‘However, it is fundamentally inaccurate to brand all one-person limited companies as employees attempting to avoid tax. The Prime Minister himself has praised freelance workers and said they make a valuable contribution to the nation’s economy.’

Mark Serwotka, General Secretary of the Public and Commercial Services union, said that while pension reforms amounted to a ‘huge’ pay cut, ‘some fat cats are trousering a fortune and being helped by the government to avoid paying the taxes that are needed to pay for public services’.

Student Loans Company

Earlier this month Danny Alexander, the Chief Secretary to the Treasury, announced that tax and NICs would now be deducted under PAYE from the salary of Ed Lester, Chief Executive of the Student Loans Company.
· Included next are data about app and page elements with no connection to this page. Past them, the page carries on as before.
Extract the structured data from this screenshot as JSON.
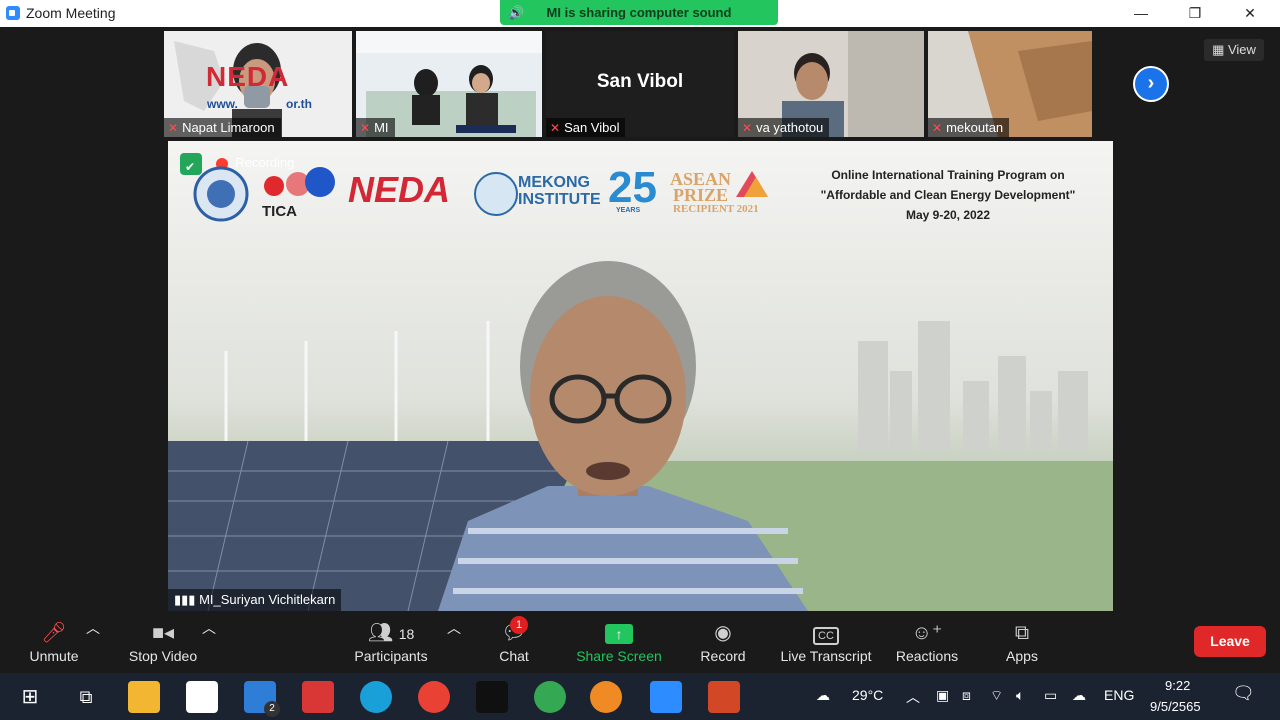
{
  "window": {
    "title": "Zoom Meeting",
    "minimize": "—",
    "maximize": "❐",
    "close": "✕"
  },
  "share_banner": {
    "text": "MI is sharing computer sound",
    "icon": "speaker-icon"
  },
  "view_button": {
    "label": "View",
    "icon": "grid-icon"
  },
  "participants_strip": [
    {
      "name": "Napat Limaroon",
      "muted": true,
      "bg": "#e9e9e9"
    },
    {
      "name": "MI",
      "muted": true,
      "bg": "#dfe6ef"
    },
    {
      "name": "San Vibol",
      "muted": true,
      "bg": "#1e1e1e",
      "center_name": "San Vibol"
    },
    {
      "name": "va yathotou",
      "muted": true,
      "bg": "#cfcbc4"
    },
    {
      "name": "mekoutan",
      "muted": true,
      "bg": "#b9946e"
    }
  ],
  "thumb_captions": {
    "napat_url_left": "www.",
    "napat_url_right": "or.th",
    "neda_logo": "NEDA"
  },
  "main_video": {
    "speaker": "MI_Suriyan Vichitlekarn",
    "recording": "Recording",
    "banner_line1": "Online International Training Program on",
    "banner_line2": "\"Affordable and Clean Energy Development\"",
    "banner_line3": "May 9-20, 2022",
    "logos": {
      "tica": "TICA",
      "neda": "NEDA",
      "mekong1": "MEKONG",
      "mekong2": "INSTITUTE",
      "years": "25",
      "years_sub": "YEARS",
      "asean": "ASEAN",
      "prize": "PRIZE",
      "recipient": "RECIPIENT 2021"
    }
  },
  "toolbar": {
    "unmute": "Unmute",
    "stop_video": "Stop Video",
    "participants": "Participants",
    "participants_count": "18",
    "chat": "Chat",
    "chat_badge": "1",
    "share_screen": "Share Screen",
    "record": "Record",
    "live_transcript": "Live Transcript",
    "reactions": "Reactions",
    "apps": "Apps",
    "leave": "Leave"
  },
  "taskbar": {
    "weather": "29°C",
    "lang": "ENG",
    "time": "9:22",
    "date": "9/5/2565",
    "mail_badge": "2"
  },
  "colors": {
    "accent": "#2d8cff",
    "share_green": "#22c55e",
    "leave_red": "#e02828"
  }
}
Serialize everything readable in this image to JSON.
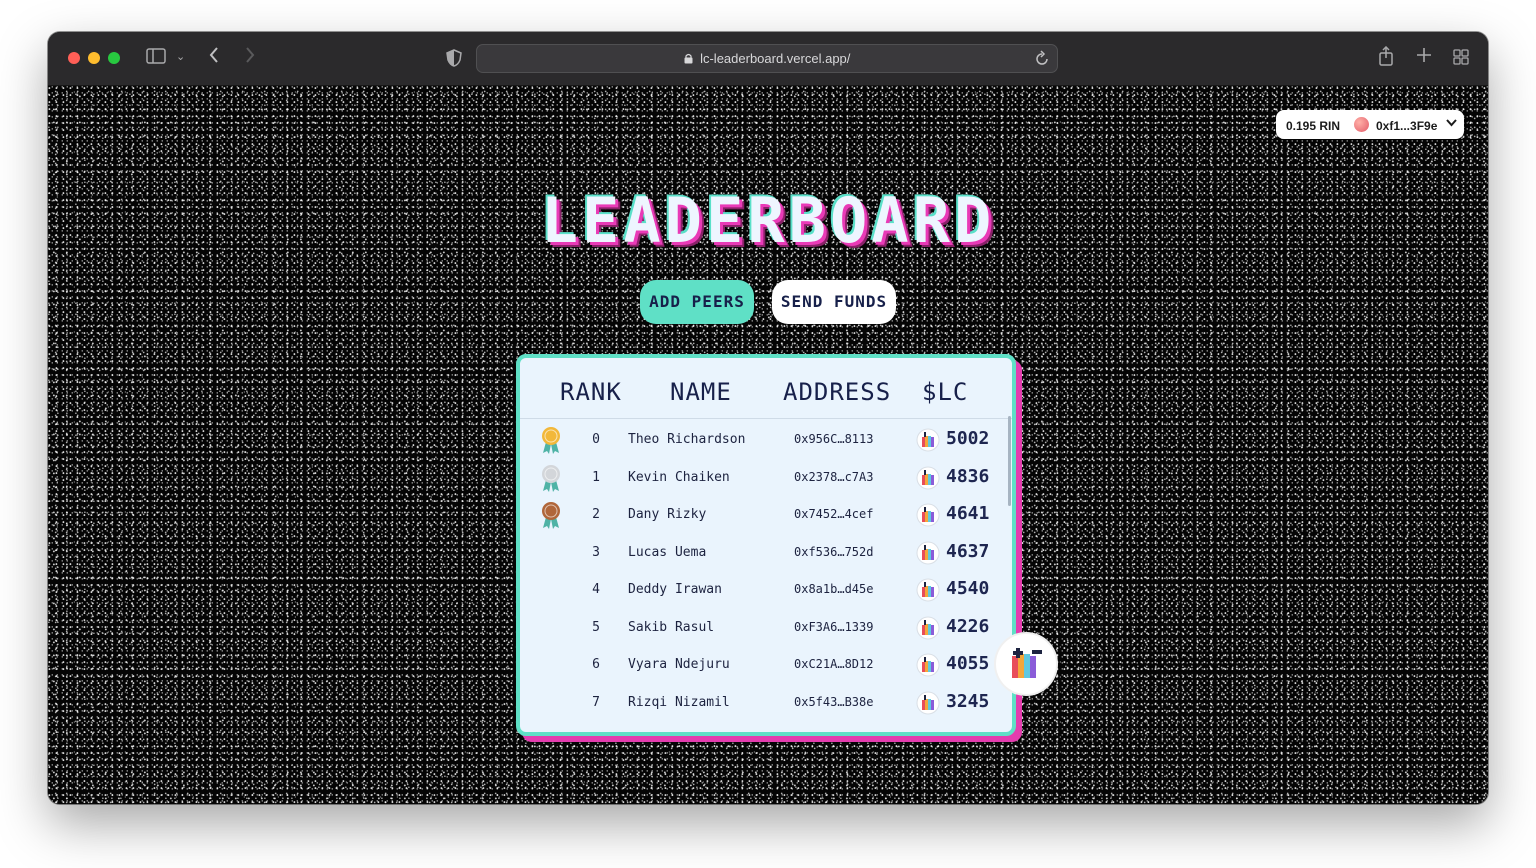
{
  "browser": {
    "url": "lc-leaderboard.vercel.app/"
  },
  "wallet": {
    "balance": "0.195 RIN",
    "account": "0xf1...3F9e"
  },
  "page": {
    "title": "LEADERBOARD",
    "add_peers_label": "ADD PEERS",
    "send_funds_label": "SEND FUNDS"
  },
  "table": {
    "headers": [
      "RANK",
      "NAME",
      "ADDRESS",
      "$LC"
    ],
    "rows": [
      {
        "rank": "0",
        "name": "Theo Richardson",
        "address": "0x956C…8113",
        "lc": "5002",
        "medal": "gold"
      },
      {
        "rank": "1",
        "name": "Kevin Chaiken",
        "address": "0x2378…c7A3",
        "lc": "4836",
        "medal": "silver"
      },
      {
        "rank": "2",
        "name": "Dany Rizky",
        "address": "0x7452…4cef",
        "lc": "4641",
        "medal": "bronze"
      },
      {
        "rank": "3",
        "name": "Lucas Uema",
        "address": "0xf536…752d",
        "lc": "4637",
        "medal": ""
      },
      {
        "rank": "4",
        "name": "Deddy Irawan",
        "address": "0x8a1b…d45e",
        "lc": "4540",
        "medal": ""
      },
      {
        "rank": "5",
        "name": "Sakib Rasul",
        "address": "0xF3A6…1339",
        "lc": "4226",
        "medal": ""
      },
      {
        "rank": "6",
        "name": "Vyara Ndejuru",
        "address": "0xC21A…8D12",
        "lc": "4055",
        "medal": ""
      },
      {
        "rank": "7",
        "name": "Rizqi Nizamil",
        "address": "0x5f43…B38e",
        "lc": "3245",
        "medal": ""
      }
    ]
  },
  "colors": {
    "accent_teal": "#5fe0c6",
    "accent_pink": "#e43cae",
    "navy_text": "#17204a",
    "card_bg": "#eaf4fd",
    "gold": "#f2b83a",
    "silver": "#d3d6da",
    "bronze": "#b0663a"
  },
  "icons": {
    "medal": "medal-icon",
    "coin": "lc-coin-icon",
    "lock": "lock-icon",
    "reload": "reload-icon",
    "share": "share-icon",
    "new_tab": "plus-icon",
    "tabs": "tab-overview-icon",
    "sidebar": "sidebar-icon",
    "privacy": "shield-icon"
  }
}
Lester’s remuneration had been paid gross to a personal service company – via a recruitment agency – for Lester’s duties as interim CEO, and the arrangement was renewed when Lester was re-appointed for a two-year term beginning in February 2011.

Alexander also announced a review of top civil servants’ tax affairs and proclaimed that there was ‘no place for tax avoidance in government’.
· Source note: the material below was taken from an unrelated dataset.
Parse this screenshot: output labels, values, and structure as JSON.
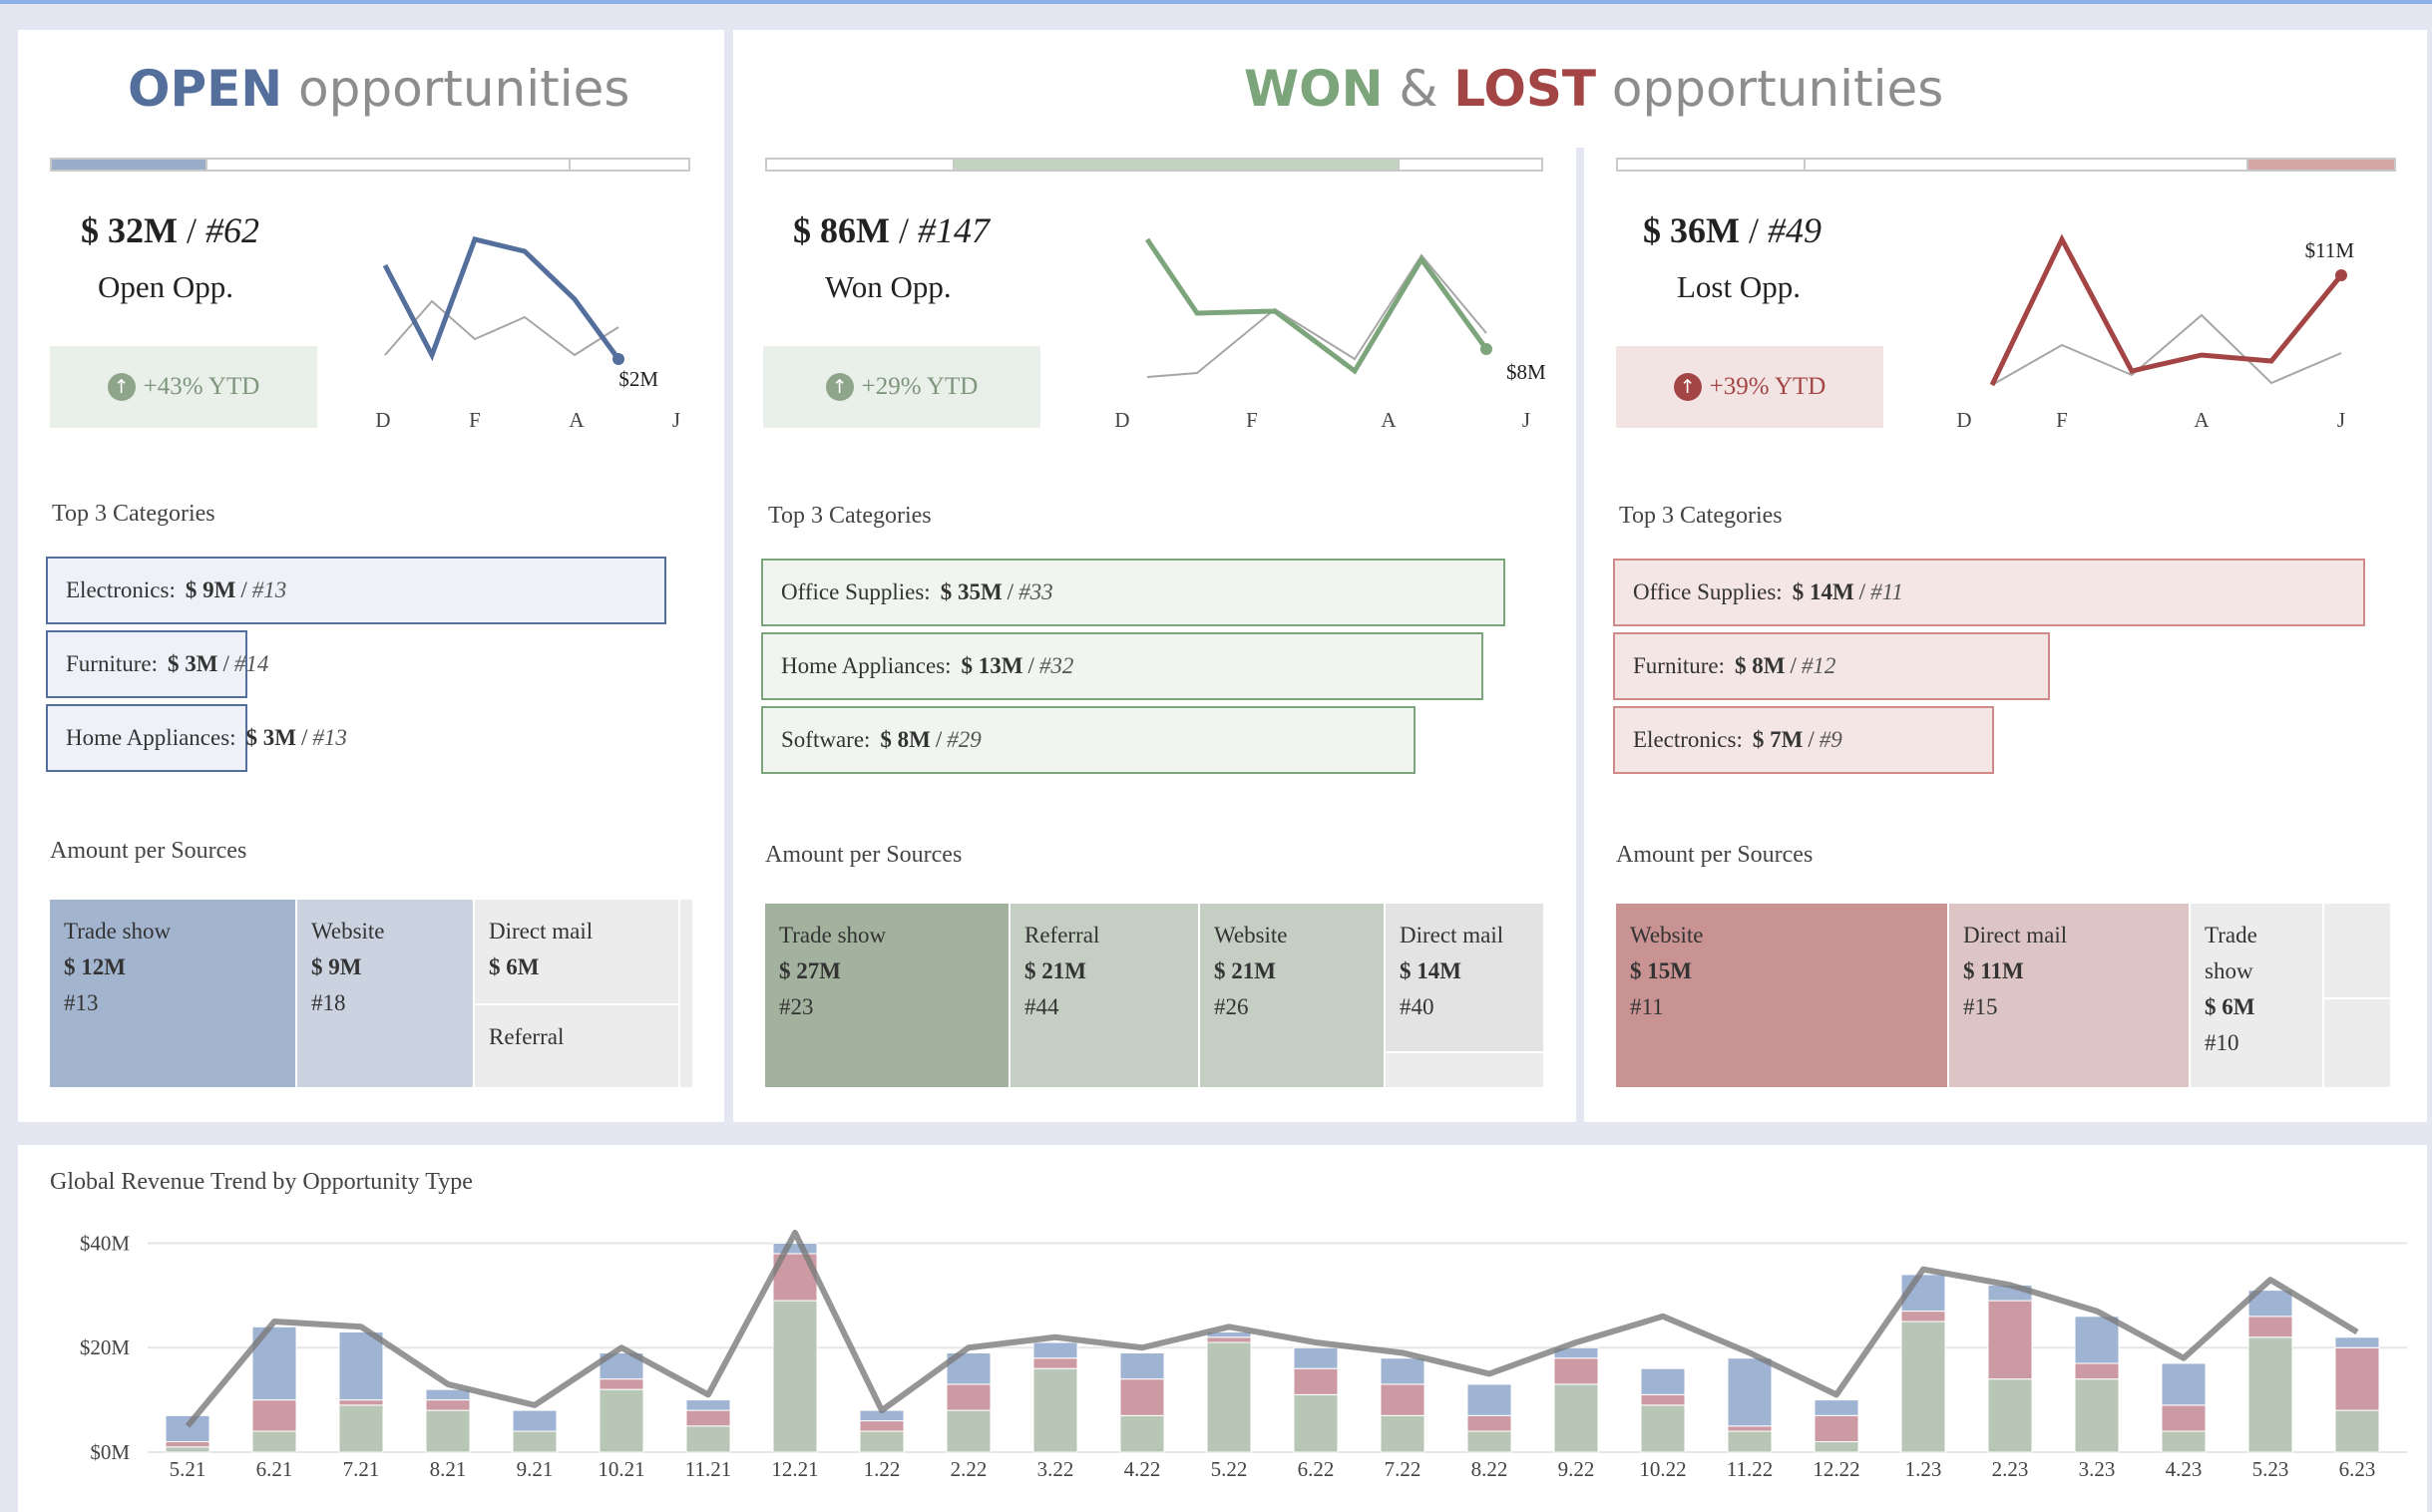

As Tax Journal reported last week, documents released in response to a freedom of information request show that Lester was advised to account for tax and NICs under the IR35 rules, introduced in 2000 to counter tax avoidance via personal service companies.

‘Value for money’

Lester’s pay arrangements were approved by ministers in December 2010. Correspondence released by the Student Loans Company, and published on its website, indicates that the SLC told David Willetts, the Universities Minister, that the arrangement was ‘subject to ratification with HMRC on the extension of their current concession’. Willetts replied, telling the SLC that ‘terms of the appointment’ had been agreed ‘by the Chief Secretary to the Treasury’.

That correspondence also indicates that Gus O’Donnell, then the Cabinet Secretary, asked the SLC why it was not proposing to put Lester on its payroll and what difference it would make, in terms of the cost to the Exchequer, if PAYE was operated.

Calculations released in response to a freedom of information request indicated that total cost to the Department for Business, Innovation and Skills for two years, using an ‘agency’ route, would be £501,000. The total ‘payroll cost’ for two years would be £588,900. An internal email noted: ‘I have spoken with the Cabinet office this morning who have confirmed that Gus O'Donnell is now content and that this is being sent to the [Chief Secretary to the Treasury] this morning.’

Vince Cable, the Business Secretary, said the arrangements involved ‘substantial value for money for the taxpayer [and] a tax cut by the individual’, according to The Times (2 February).